# Work required:
Could you return every record below exactly as it is written?

(Items from an interface collection)
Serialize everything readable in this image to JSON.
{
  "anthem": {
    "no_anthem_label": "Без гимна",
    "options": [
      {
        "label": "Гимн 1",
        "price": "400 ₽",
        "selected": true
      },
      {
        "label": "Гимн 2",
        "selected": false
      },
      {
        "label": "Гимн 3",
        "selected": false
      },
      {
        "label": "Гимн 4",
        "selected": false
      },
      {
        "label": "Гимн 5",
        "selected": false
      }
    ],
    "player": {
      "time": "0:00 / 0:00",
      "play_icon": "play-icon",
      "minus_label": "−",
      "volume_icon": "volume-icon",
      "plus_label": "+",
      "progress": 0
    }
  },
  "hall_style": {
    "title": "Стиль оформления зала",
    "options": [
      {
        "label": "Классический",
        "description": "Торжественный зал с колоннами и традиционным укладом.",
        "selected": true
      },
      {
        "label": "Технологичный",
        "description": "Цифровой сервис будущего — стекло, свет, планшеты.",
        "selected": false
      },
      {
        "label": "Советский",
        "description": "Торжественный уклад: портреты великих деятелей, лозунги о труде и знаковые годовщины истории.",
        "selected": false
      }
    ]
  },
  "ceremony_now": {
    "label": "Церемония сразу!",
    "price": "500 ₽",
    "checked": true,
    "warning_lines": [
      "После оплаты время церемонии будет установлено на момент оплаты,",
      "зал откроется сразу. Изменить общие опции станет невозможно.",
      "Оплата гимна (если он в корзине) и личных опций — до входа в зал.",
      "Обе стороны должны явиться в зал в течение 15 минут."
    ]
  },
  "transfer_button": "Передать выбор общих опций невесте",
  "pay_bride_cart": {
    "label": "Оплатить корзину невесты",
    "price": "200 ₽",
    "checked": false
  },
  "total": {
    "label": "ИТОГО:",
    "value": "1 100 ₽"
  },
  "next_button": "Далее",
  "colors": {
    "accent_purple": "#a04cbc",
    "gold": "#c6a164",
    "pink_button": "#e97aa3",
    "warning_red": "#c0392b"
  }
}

# Final answer:
Serialize everything readable in this image to JSON.
{
  "anthem": {
    "no_anthem_label": "Без гимна",
    "options": [
      {
        "label": "Гимн 1",
        "price": "400 ₽",
        "selected": true
      },
      {
        "label": "Гимн 2",
        "selected": false
      },
      {
        "label": "Гимн 3",
        "selected": false
      },
      {
        "label": "Гимн 4",
        "selected": false
      },
      {
        "label": "Гимн 5",
        "selected": false
      }
    ],
    "player": {
      "time": "0:00 / 0:00",
      "play_icon": "play-icon",
      "minus_label": "−",
      "volume_icon": "volume-icon",
      "plus_label": "+",
      "progress": 0
    }
  },
  "hall_style": {
    "title": "Стиль оформления зала",
    "options": [
      {
        "label": "Классический",
        "description": "Торжественный зал с колоннами и традиционным укладом.",
        "selected": true
      },
      {
        "label": "Технологичный",
        "description": "Цифровой сервис будущего — стекло, свет, планшеты.",
        "selected": false
      },
      {
        "label": "Советский",
        "description": "Торжественный уклад: портреты великих деятелей, лозунги о труде и знаковые годовщины истории.",
        "selected": false
      }
    ]
  },
  "ceremony_now": {
    "label": "Церемония сразу!",
    "price": "500 ₽",
    "checked": true,
    "warning_lines": [
      "После оплаты время церемонии будет установлено на момент оплаты,",
      "зал откроется сразу. Изменить общие опции станет невозможно.",
      "Оплата гимна (если он в корзине) и личных опций — до входа в зал.",
      "Обе стороны должны явиться в зал в течение 15 минут."
    ]
  },
  "transfer_button": "Передать выбор общих опций невесте",
  "pay_bride_cart": {
    "label": "Оплатить корзину невесты",
    "price": "200 ₽",
    "checked": false
  },
  "total": {
    "label": "ИТОГО:",
    "value": "1 100 ₽"
  },
  "next_button": "Далее",
  "colors": {
    "accent_purple": "#a04cbc",
    "gold": "#c6a164",
    "pink_button": "#e97aa3",
    "warning_red": "#c0392b"
  }
}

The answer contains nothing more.